What Materials AreCovered?29 CFR 1910.1000 Toxic & Hazardous Substances, Table Z-1 “Hazardous Materials” - Physical “Hazardous Materials” - Chemical • Sensitizers • Irritants • Corrosives • Toxic & Highly Toxic agents • Carcinogens • Combustible • Flammable • Explosives • Oxidizers • Compressed Gases • Organic Peroxides DOT Hazardous Material Table, 49 CFR 172.101 Roughly 2800 line items EPA – Discarded material that meets TRCI criteria
Standard’s Requirements • Site Control Plan • Standard operating procedures • Organizational structure • Site Safety & Health Plan • Hazard/Risk Identification • PPE • Safety and health training program • Medical surveillance program • Monitoring • Spill Control • Decontamination procedures • Emergency Response Plan
Employee Training • Job function & Exposure Potential • Exposure Based – Waste Sites • General Site Worker – work with hazardous substances with potential exposure >PEL • Occasional Site Worker – periodic , unlikely exposure >PEL • Management & Supervision • Task • Waste Treatment Operations based • Emergency Response based • Defensive or Offensive? • Onsite vs. Offsite personnel
Training Requirements – Waste Site Workers • General Site Worker – 40 hours of classroom instruction plus three days supervised field experience • Occasional Site Worker – 24 hours of classroom instruction plus one day supervised field experience • Management and Supervisor – Trained to the level of the employees being supervised plus an additional 8-hours of specialized training • Refresher training – Eight hours of annual refresher training. As discussed above, the annual refresher should be tailored to the specific duties and not a “one size fits all”.

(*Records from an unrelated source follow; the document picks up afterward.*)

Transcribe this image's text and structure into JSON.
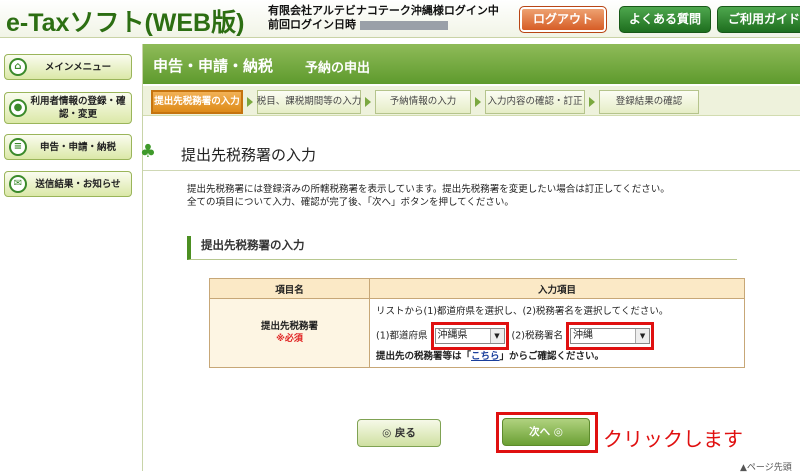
{
  "header": {
    "logo": "e-Taxソフト(WEB版)",
    "user_line1": "有限会社アルテビナコテーク沖縄様ログイン中",
    "user_line2_label": "前回ログイン日時",
    "logout_label": "ログアウト",
    "faq_label": "よくある質問",
    "guide_label": "ご利用ガイド"
  },
  "sidebar": {
    "items": [
      {
        "label": "メインメニュー",
        "icon": "home-icon"
      },
      {
        "label": "利用者情報の登録・確認・変更",
        "icon": "user-icon"
      },
      {
        "label": "申告・申請・納税",
        "icon": "document-icon"
      },
      {
        "label": "送信結果・お知らせ",
        "icon": "mail-icon"
      }
    ]
  },
  "page": {
    "title": "申告・申請・納税",
    "subtitle": "予納の申出",
    "steps": [
      "提出先税務署の入力",
      "税目、課税期間等の入力",
      "予納情報の入力",
      "入力内容の確認・訂正",
      "登録結果の確認"
    ],
    "section_title": "提出先税務署の入力",
    "desc_line1": "提出先税務署には登録済みの所轄税務署を表示しています。提出先税務署を変更したい場合は訂正してください。",
    "desc_line2": "全ての項目について入力、確認が完了後、「次へ」ボタンを押してください。",
    "sub_heading": "提出先税務署の入力"
  },
  "table": {
    "col_item": "項目名",
    "col_input": "入力項目",
    "row_label": "提出先税務署",
    "required": "※必須",
    "instruction": "リストから(1)都道府県を選択し、(2)税務署名を選択してください。",
    "prefecture_label": "(1)都道府県",
    "prefecture_value": "沖縄県",
    "office_label": "(2)税務署名",
    "office_value": "沖縄",
    "confirm_prefix": "提出先の税務署等は「",
    "confirm_link": "こちら",
    "confirm_suffix": "」からご確認ください。"
  },
  "buttons": {
    "back": "◎ 戻る",
    "next": "次へ ◎"
  },
  "annotation": "クリックします",
  "footer": {
    "top_link": "▲ページ先頭"
  },
  "colors": {
    "brand_green": "#2c6e12",
    "title_bar": "#6fa63a",
    "highlight_red": "#e01010",
    "logout_orange": "#d4561f"
  }
}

Training Requirements – Task based • Operations at TSDF • Provide for the safe conduct of work around hazardous waste/materials • 24 hours and 8 hour annual refresher • Emergency Responders • First Responder Awareness level • First Responder Operations level • HazMat Technician/HazMat Specialist • Incident Commander
Emergency Response • FR – Awareness • Sees a spill and reports it, no time requirement • FR - Operations • All the above and attempts to contain spread but not to stop the leak, 8 hours minimum • Technician/Specialist • Offensive action to stop the leak, 24 hours at FRO level + standards requirements • Incident Commander • Overall control and charge of the situation, 24 hours at FRO level + standards requirements • Refresher training for above must be annual and sufficient to maintain and demonstrate competency
Summary • Understanding Hazwoper can be confusing • Hazwoper applies to most of us • Determine what the employee is doing • Hazardous Waste Site Worker – 1910.120(e) • TSDF Worker – 1910.120(p) • Emergency Responder – 1910.120(q) • Train according to the requirements • Ensure that your documented program meets the standards criteria
Resources • OSHA/EPA/USCG/NIOSH manual entitled, "Occupational Safety and Health Guidance Manual for Hazardous Waste Site Activities“ • USDOL, OSHA 3114 – Publication on HAZWOPER • Single Source Pages, Hazardous Waste - https://www.osha.gov/SLTC/hazardouswaste/ • Multiple training resources are available • HWWT program at RMCOEH • Questions? • Michael Hampton • 801-866-2045 • Michael.firstname.lastname@example.org • THANK YOU!